### About this task
The records that follow are to be copied word for word. Pictures should be omitted.

### Website and app data records

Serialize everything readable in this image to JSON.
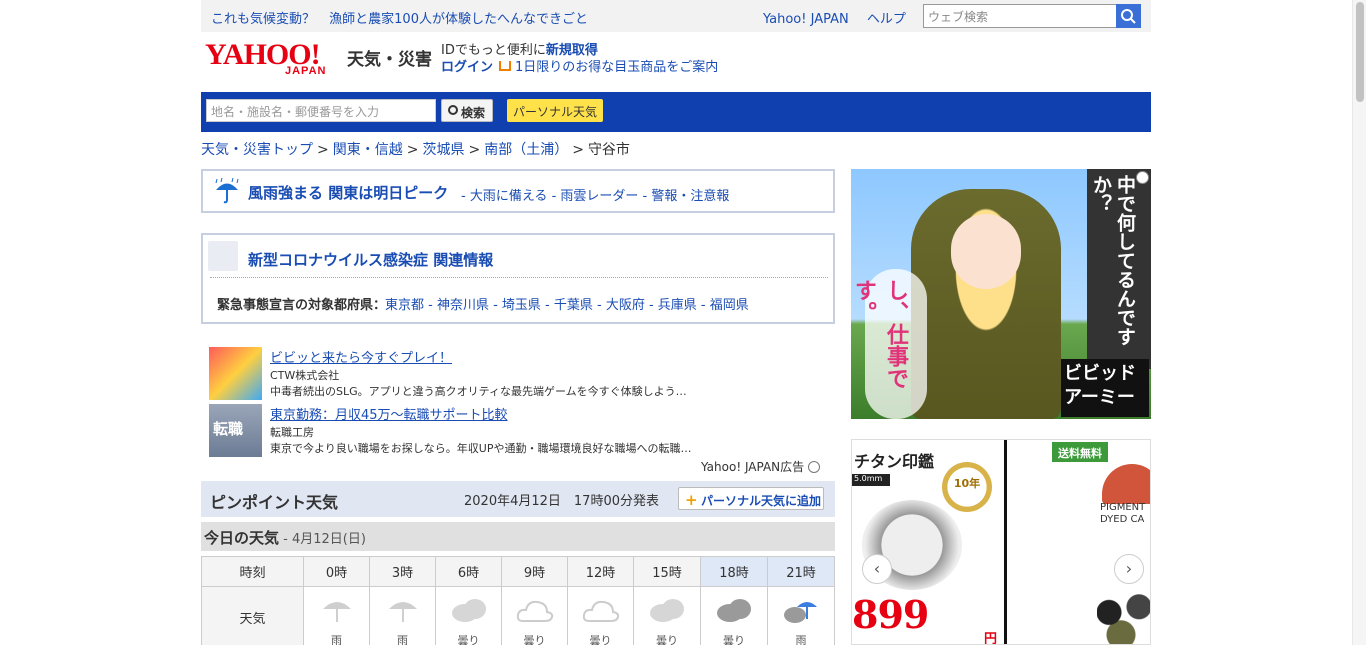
{
  "topbar": {
    "promo_1": "これも気候変動？",
    "promo_2": "漁師と農家100人が体験したへんなできごと",
    "link_yahoo": "Yahoo! JAPAN",
    "link_help": "ヘルプ",
    "search_placeholder": "ウェブ検索"
  },
  "header": {
    "logo_text": "YAHOO!",
    "logo_sub": "JAPAN",
    "service_name": "天気・災害",
    "id_prompt": "IDでもっと便利に",
    "register": "新規取得",
    "login": "ログイン",
    "deal": "1日限りのお得な目玉商品をご案内"
  },
  "searchbar": {
    "placeholder": "地名・施設名・郵便番号を入力",
    "search_label": "検索",
    "personal_label": "パーソナル天気"
  },
  "breadcrumb": {
    "items": [
      "天気・災害トップ",
      "関東・信越",
      "茨城県",
      "南部（土浦）"
    ],
    "current": "守谷市",
    "sep": ">"
  },
  "alert1": {
    "title": "風雨強まる 関東は明日ピーク",
    "links": "- 大雨に備える - 雨雲レーダー - 警報・注意報"
  },
  "alert2": {
    "title": "新型コロナウイルス感染症 関連情報",
    "label": "緊急事態宣言の対象都府県",
    "colon": "：",
    "prefectures": "東京都 - 神奈川県 - 埼玉県 - 千葉県 - 大阪府 - 兵庫県 - 福岡県"
  },
  "ads": [
    {
      "title": "ビビッと来たら今すぐプレイ！",
      "company": "CTW株式会社",
      "desc": "中毒者続出のSLG。アプリと違う高クオリティな最先端ゲームを今すぐ体験しよう…"
    },
    {
      "title": "東京勤務：月収45万〜転職サポート比較",
      "company": "転職工房",
      "desc": "東京で今より良い職場をお探しなら。年収UPや通勤・職場環境良好な職場への転職…"
    }
  ],
  "ad_thumb_2": "転職",
  "ad_label": "Yahoo! JAPAN広告",
  "pinpoint": {
    "title": "ピンポイント天気",
    "issued": "2020年4月12日　17時00分発表",
    "add_label": "パーソナル天気に追加"
  },
  "today": {
    "title": "今日の天気",
    "date": " - 4月12日(日)"
  },
  "forecast": {
    "time_label": "時刻",
    "weather_label": "天気",
    "hours": [
      "0時",
      "3時",
      "6時",
      "9時",
      "12時",
      "15時",
      "18時",
      "21時"
    ],
    "conditions": [
      "雨",
      "雨",
      "曇り",
      "曇り",
      "曇り",
      "曇り",
      "曇り",
      "雨"
    ]
  },
  "banner1": {
    "vertical": "中で何してるんですか？",
    "pink": "し、仕事です。",
    "logo": "ビビッドアーミー"
  },
  "banner2": {
    "title": "チタン印鑑",
    "size": "5.0mm",
    "badge": "10年",
    "price": "899",
    "yen": "円",
    "ship": "送料無料",
    "product": "PIGMENT\nDYED CA"
  },
  "colors": {
    "brand_red": "#e60012",
    "link_blue": "#1a4db3",
    "bar_blue": "#1040b0",
    "personal_yellow": "#ffe24a"
  }
}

### Output of the task
Serialize everything readable in this image to JSON.
{
  "topbar": {
    "promo_1": "これも気候変動？",
    "promo_2": "漁師と農家100人が体験したへんなできごと",
    "link_yahoo": "Yahoo! JAPAN",
    "link_help": "ヘルプ",
    "search_placeholder": "ウェブ検索"
  },
  "header": {
    "logo_text": "YAHOO!",
    "logo_sub": "JAPAN",
    "service_name": "天気・災害",
    "id_prompt": "IDでもっと便利に",
    "register": "新規取得",
    "login": "ログイン",
    "deal": "1日限りのお得な目玉商品をご案内"
  },
  "searchbar": {
    "placeholder": "地名・施設名・郵便番号を入力",
    "search_label": "検索",
    "personal_label": "パーソナル天気"
  },
  "breadcrumb": {
    "items": [
      "天気・災害トップ",
      "関東・信越",
      "茨城県",
      "南部（土浦）"
    ],
    "current": "守谷市",
    "sep": ">"
  },
  "alert1": {
    "title": "風雨強まる 関東は明日ピーク",
    "links": "- 大雨に備える - 雨雲レーダー - 警報・注意報"
  },
  "alert2": {
    "title": "新型コロナウイルス感染症 関連情報",
    "label": "緊急事態宣言の対象都府県",
    "colon": "：",
    "prefectures": "東京都 - 神奈川県 - 埼玉県 - 千葉県 - 大阪府 - 兵庫県 - 福岡県"
  },
  "ads": [
    {
      "title": "ビビッと来たら今すぐプレイ！",
      "company": "CTW株式会社",
      "desc": "中毒者続出のSLG。アプリと違う高クオリティな最先端ゲームを今すぐ体験しよう…"
    },
    {
      "title": "東京勤務：月収45万〜転職サポート比較",
      "company": "転職工房",
      "desc": "東京で今より良い職場をお探しなら。年収UPや通勤・職場環境良好な職場への転職…"
    }
  ],
  "ad_thumb_2": "転職",
  "ad_label": "Yahoo! JAPAN広告",
  "pinpoint": {
    "title": "ピンポイント天気",
    "issued": "2020年4月12日　17時00分発表",
    "add_label": "パーソナル天気に追加"
  },
  "today": {
    "title": "今日の天気",
    "date": " - 4月12日(日)"
  },
  "forecast": {
    "time_label": "時刻",
    "weather_label": "天気",
    "hours": [
      "0時",
      "3時",
      "6時",
      "9時",
      "12時",
      "15時",
      "18時",
      "21時"
    ],
    "conditions": [
      "雨",
      "雨",
      "曇り",
      "曇り",
      "曇り",
      "曇り",
      "曇り",
      "雨"
    ]
  },
  "banner1": {
    "vertical": "中で何してるんですか？",
    "pink": "し、仕事です。",
    "logo": "ビビッドアーミー"
  },
  "banner2": {
    "title": "チタン印鑑",
    "size": "5.0mm",
    "badge": "10年",
    "price": "899",
    "yen": "円",
    "ship": "送料無料",
    "product": "PIGMENT\nDYED CA"
  },
  "colors": {
    "brand_red": "#e60012",
    "link_blue": "#1a4db3",
    "bar_blue": "#1040b0",
    "personal_yellow": "#ffe24a"
  }
}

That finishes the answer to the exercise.